Wat Pho: Wat Phra Chetuphon Vimolmangklararm Rajwaramahaviharn ( Temple of the Reclining Buddha)

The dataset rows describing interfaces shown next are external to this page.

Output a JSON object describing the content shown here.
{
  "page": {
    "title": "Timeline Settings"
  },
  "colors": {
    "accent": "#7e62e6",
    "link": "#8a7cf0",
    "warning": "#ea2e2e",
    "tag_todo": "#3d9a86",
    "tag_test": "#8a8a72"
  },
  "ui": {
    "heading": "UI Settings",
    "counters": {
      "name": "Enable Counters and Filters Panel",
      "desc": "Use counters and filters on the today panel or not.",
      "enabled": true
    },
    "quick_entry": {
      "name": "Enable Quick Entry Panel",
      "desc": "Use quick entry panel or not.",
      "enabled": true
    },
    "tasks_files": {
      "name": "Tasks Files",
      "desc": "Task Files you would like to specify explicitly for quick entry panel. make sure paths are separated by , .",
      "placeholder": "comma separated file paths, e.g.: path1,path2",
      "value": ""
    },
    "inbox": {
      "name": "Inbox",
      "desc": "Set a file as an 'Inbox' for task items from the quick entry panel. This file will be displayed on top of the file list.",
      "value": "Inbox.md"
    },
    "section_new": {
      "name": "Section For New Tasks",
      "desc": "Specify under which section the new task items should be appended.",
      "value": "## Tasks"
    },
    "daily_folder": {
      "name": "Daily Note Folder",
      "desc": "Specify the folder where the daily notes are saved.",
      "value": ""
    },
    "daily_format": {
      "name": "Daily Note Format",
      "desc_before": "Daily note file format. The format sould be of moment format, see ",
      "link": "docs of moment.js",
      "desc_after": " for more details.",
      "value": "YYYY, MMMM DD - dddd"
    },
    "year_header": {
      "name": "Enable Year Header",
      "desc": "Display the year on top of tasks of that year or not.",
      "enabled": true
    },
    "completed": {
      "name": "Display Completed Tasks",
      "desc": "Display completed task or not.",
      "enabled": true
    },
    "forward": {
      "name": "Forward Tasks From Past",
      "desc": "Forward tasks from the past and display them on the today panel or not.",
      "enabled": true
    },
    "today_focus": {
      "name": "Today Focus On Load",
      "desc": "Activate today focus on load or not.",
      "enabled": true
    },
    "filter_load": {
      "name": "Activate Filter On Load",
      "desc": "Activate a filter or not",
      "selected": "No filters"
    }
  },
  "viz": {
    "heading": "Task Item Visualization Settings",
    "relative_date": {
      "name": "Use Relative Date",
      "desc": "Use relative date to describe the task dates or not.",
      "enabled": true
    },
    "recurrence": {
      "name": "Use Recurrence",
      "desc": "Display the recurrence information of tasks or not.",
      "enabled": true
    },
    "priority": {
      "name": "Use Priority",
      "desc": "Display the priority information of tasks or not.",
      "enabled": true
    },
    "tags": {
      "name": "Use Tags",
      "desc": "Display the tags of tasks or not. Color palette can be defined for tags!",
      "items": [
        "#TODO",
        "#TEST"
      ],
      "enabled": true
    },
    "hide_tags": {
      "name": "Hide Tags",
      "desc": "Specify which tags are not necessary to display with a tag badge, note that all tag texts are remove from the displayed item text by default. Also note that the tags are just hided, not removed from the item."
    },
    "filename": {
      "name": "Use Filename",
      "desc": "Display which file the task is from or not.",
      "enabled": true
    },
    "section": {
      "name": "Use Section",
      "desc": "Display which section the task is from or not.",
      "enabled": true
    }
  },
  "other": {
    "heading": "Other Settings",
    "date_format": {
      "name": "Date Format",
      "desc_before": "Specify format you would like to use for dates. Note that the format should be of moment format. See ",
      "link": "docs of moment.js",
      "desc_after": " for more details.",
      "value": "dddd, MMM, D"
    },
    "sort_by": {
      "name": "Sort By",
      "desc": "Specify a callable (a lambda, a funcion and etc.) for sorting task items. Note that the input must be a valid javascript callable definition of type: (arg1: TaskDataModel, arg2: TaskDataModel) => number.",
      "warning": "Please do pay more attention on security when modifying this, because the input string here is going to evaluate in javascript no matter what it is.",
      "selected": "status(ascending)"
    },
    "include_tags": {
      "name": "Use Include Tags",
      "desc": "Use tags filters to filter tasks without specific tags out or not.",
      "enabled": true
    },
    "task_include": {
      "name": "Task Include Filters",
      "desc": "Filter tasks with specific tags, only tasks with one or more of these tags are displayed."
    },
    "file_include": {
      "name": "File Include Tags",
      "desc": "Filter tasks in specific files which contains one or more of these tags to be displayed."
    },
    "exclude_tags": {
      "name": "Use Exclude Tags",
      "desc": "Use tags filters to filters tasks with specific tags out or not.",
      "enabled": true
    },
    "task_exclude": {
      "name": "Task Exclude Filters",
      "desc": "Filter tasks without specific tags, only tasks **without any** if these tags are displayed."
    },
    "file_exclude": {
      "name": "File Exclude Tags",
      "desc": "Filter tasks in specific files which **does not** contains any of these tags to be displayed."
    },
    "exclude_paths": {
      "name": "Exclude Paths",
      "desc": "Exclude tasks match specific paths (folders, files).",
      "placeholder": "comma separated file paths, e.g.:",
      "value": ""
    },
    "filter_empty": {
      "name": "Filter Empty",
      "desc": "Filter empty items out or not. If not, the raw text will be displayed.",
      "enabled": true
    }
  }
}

Since ancient times, Thailand has been rich in its natural resources or so-called a fertile ‘land of fish and rice’. Moreover, many foreigners refer Thailand as ‘Suvarnabhumi’ or ‘golden land’. Undoubtedly, other countries were eager to discover navigating routes to Thailand for benefits of inter-trade or even colonisation. Since then, such glory has continually led to cultural circulation in form of impressive contemporary arts; Wat Pho is clearly evident. More than 300 years, Wat Pho was built in Ayutthaya period from year 1688 – 1703, as its old days, its grandeur and richness of various arts in the temple has remained until now. Wat Pho is not only the centre of Thais’ spirits, but also Thais’ central faith since this sacred temple has been renovated by several Kings of Thailand; King Rama I, II and III. After the first rebuilding, Wat Pho was renamed to Wat Phra Chetuphon Vimolmangklararm Rajwaramahaviharn and nominated as the royal monastery, first class of King Rama I. Furthermore, Wat Pho has its significant value as the centre of various knowledge sciences. King Rama III has refurbished and assigned to accumulate knowledge from Thai philosophers in many subjects such as medical, literature and prosody inscribed on the marbles decorated on the walls and cloisters of Phra Ubosot (the ordination hall), Phra Viharn (the assembly hall), and the scripture hall or Phra Mondop’s pavilions, known as ‘Epigraphic Archives of Wat Pho’. This place is regarded as Thailand’s first university since such knowledge within the temple had been opened freely to public. Likewise, UNESCO registered Wat Pho as the Memory of the World in 2008. However, Wat Pho’s major attractiveness is its contemporary art of Thai and Chinese combination in different styles of stone sculptures (or Chinese statues), decorated within the guarding the gates of the perimeter walls as well as other gates within the compound. These Chinese stone sculptures are also represented the Chinese arts and King Rama III’s glory of cultural interchange period when large numbers of Chinese immigrants had settled down in Thailand, effecting to inter-trade relationships that had reformed Thailand’s economics and political systems at a later time. Similarly, the Thai-Chinese art mural paintings on the interior walls of Phra Ubosot (the ordination hall) had exquisitely performed Chinese stroke techniques of painting to inform the ways of life of Chinese people in Thailand. Nevertheless, Wat Pho’s gorgeous arts included the mighty resplendent giants guarding at the entrance gates of Phra Mondop. These Wat Pho’s Giants were created from the ancient legend, explaining about the combat between the Giants of Wat Pho and Wat Jaeng (Wat Arun or Temple of Dawn). Resulting from this fight, the forests around the temple were totally damaged and became to flat and bared area as nowadays is. Besides, the Thailand’s third largest Buddha Statue, Reclining Buddha (or Phra Buddhasaiyas) is located inside Wat Pho’s Phra Ubosot. Many people pay respect to the sacred image and bless for love. Definitely, Wat Pho with its long history is one of important temples in Thailand. The temple is also the national heritage and well represents the country’s glory and civilisation. In addition to its location in Bangkok’s downtown, this place is referred as one of popular tourists’ cultural attractions. Unsurprisingly, visitors of the Bangkok Art Biennale at Wat Pho will be amazed by contemporary arts from both Wat Pho itself and international artists’ works. The audiences will be fascinated by historical traces at every spot in this venue, such as Chinese-style pavilions near Phra Ubosot’s a double cloister (Phra Rabiang), the great Bodhi tree where is adjacent to the Reclining Buddha building, and Thai traditional massage pavilion. Eventually, these contemporary arts may answer the question of what living history is.